Wednesday, September 3, 2008
My Facebook page called me fat.
Maybe it's my age, my sex or the fact that it knew I was engaged, but the site decided I was a gal who needed to drop a few pounds. And it wasn't shy about its tactics.
This was not a close friend taking me aside, telling me in gentle tones that she'd noticed I'd put on some weight and was there anything going on in my personal life that I needed to talk about?
Oh, no. Every time I logged in to my home page, Facebook's ads screamed at me with all the subtlety of a drill sergeant: "MUFFIN TOP." This particular ad had a picture of someone with said affliction. For those blissfully unacquainted with the slur, it's when a woman wears too-tight jeans and a roll of flab hangs over her waistband.
I posted a status update that said, "Rachel doesn't appreciate her Facebook page telling her that she has a muffin top."
Facebook targets its advertising to users based on the information in their profiles. This is not a new concept, of course. Kids usually see toy ads while they watch Nickelodeon, and women get ads for birth control pills as they watch Lifetime.
But Facebook's data miners know much more about us because we tell them a whole lot more. Facebook knows my birthday, my relationship status and which book I'm reading, among other personal tidbits.
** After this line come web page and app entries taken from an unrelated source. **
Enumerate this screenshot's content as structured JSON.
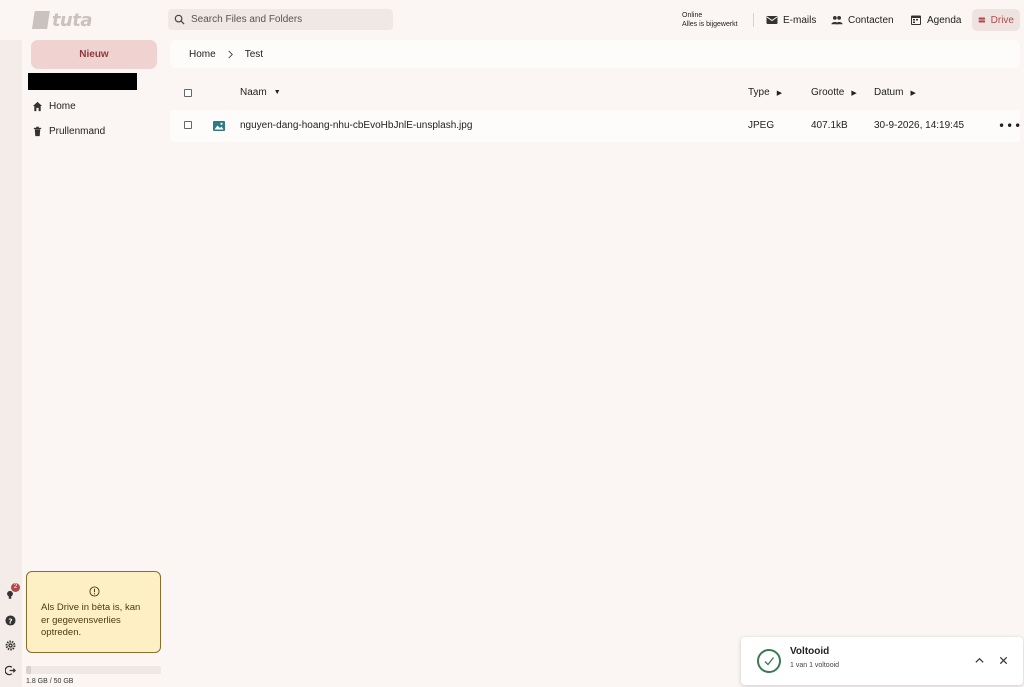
{
  "app": {
    "logo_text": "tuta",
    "brand_color": "#b04a4a"
  },
  "search": {
    "placeholder": "Search Files and Folders"
  },
  "status": {
    "line1": "Online",
    "line2": "Alles is bijgewerkt"
  },
  "nav": {
    "emails": "E-mails",
    "contacts": "Contacten",
    "calendar": "Agenda",
    "drive": "Drive"
  },
  "sidebar": {
    "new_label": "Nieuw",
    "items": [
      {
        "label": "Home",
        "icon": "home-icon"
      },
      {
        "label": "Prullenmand",
        "icon": "trash-icon"
      }
    ],
    "beta_notice": "Als Drive in bèta is, kan er gegevensverlies optreden.",
    "storage_label": "1.8 GB / 50 GB",
    "storage_used_fraction": 0.036
  },
  "left_strip": {
    "notification_count": "2"
  },
  "breadcrumb": {
    "items": [
      "Home",
      "Test"
    ]
  },
  "table": {
    "columns": {
      "name": "Naam",
      "type": "Type",
      "size": "Grootte",
      "date": "Datum"
    },
    "rows": [
      {
        "name": "nguyen-dang-hoang-nhu-cbEvoHbJnlE-unsplash.jpg",
        "type": "JPEG",
        "size": "407.1kB",
        "date": "30-9-2026, 14:19:45"
      }
    ]
  },
  "toast": {
    "title": "Voltooid",
    "subtitle": "1 van 1 voltooid"
  }
}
The site started turning this information into dollar signs last November with the launch of Facebook Ads, which targets users' presumed areas of interest (or psychological soft spots).
Basically, the subliminal goal of product advertising is to make you feel inadequate and ashamed, because you're not perfect. Your teeth are yellow. Your armpits stink. You're fat. And hairy.
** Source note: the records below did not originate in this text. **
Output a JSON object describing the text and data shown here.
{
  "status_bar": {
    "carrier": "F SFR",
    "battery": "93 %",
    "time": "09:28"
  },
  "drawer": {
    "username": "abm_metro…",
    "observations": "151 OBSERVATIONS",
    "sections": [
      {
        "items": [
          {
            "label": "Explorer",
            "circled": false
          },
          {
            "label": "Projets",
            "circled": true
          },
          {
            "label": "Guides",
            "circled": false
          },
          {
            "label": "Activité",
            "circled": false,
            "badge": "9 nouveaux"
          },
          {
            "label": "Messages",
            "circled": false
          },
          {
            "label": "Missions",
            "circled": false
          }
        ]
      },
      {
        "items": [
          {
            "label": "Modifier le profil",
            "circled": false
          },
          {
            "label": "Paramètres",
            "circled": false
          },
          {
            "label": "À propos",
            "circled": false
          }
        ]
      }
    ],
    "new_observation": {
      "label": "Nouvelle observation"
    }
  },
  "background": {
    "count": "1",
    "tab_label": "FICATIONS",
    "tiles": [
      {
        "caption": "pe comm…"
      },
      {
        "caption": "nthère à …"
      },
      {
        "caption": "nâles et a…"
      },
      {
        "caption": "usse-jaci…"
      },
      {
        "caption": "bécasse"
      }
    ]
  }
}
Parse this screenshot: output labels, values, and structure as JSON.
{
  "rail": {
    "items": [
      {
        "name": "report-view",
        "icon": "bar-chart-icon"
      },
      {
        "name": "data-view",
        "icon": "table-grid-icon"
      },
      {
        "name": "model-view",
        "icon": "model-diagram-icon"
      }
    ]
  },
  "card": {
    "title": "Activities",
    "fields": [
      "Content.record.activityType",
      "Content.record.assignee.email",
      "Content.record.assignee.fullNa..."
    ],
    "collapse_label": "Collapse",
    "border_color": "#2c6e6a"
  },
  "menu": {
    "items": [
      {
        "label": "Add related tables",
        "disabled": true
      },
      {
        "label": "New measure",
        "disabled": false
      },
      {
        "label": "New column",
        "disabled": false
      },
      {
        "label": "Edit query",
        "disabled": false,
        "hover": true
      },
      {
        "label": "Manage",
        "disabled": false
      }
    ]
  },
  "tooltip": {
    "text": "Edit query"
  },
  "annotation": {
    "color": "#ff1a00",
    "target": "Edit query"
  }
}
The targeting technology itself will be familiar to users of Google's Gmail, which generates ads based on what its users type in the body of an e-mail. TiVo and Netflix both suggest programming based on what you've been watching. (Remember the "My TiVo Thinks I'm Gay" episode of "The King of Queens"?)
Facebook spokesman Matt Hicks summed up the appeal to advertisers thus:
"If you're a wedding photographer, do you want to waste your money advertising to a general audience? Or do you want to reach those that are engaged?"
After my quaint status update about the muffin top ad, Facebook got even more vicious, like a schoolyard bully provoked by my initial reaction. With the knowledge that I was engaged to be married, the site splashed an ad across the left side of the screen playing into a presumed vulnerability. Do you want to be a fat bride? You'd better go to such-and-such Web site to learn how to lose weight before the big day.
I fought back harder. I clicked a little blue link that said "Report" and filled out a form.
A drop-down menu gave choices: Was the ad "misleading, offensive or pornographic?" I chose offensive. Facebook thanked me for the feedback and said it would take appropriate action, though I shouldn't expect any notification about this action.
Nothing changed. Facebook continued its onslaught of muffin-top and fat-bride taunts. I averted my eyes and tried to remember that saying about rubber and glue. I didn't spiral into a body-image crisis, nor did I start to diet. But there's got to be some kind of psychological toll wrought by so many weight-loss images each week.
I decided to investigate further, and obtained a document for advertisers called "Common Ad Mistakes." In it, I found this nugget:
"Text may not single out an individual or degrade the viewer of the ad." It even gave an example of a diet ad that uses unacceptable language: "You're Fat. You don't have to be."
The muffin top ad is no more; whether the advertisers stopped using it by choice or by force, Facebook spokesman Hicks wouldn't say. There are other changes afoot at the site. Last month, it beefed up its advertising guidelines, in part to address the diet ads. Any ads that refer to health or medical conditions can go only to users 18 or older, and they must "present information without portraying any conditions or body types in a negative light."
Also in July, Facebook launched its new interface, which includes "thumbs up/thumbs down" buttons beneath ads so users can receive the ones that are more relevant to them.
I assumed that the diet ads would subside after I changed my relationship status from "engaged" to "married" in May. They did. I now receive these:
"Trying to get pregnant? Visit our site now. We're a national network of fertility specialists treating male and female infertility."
Thanks, Facebook, for calling me barren.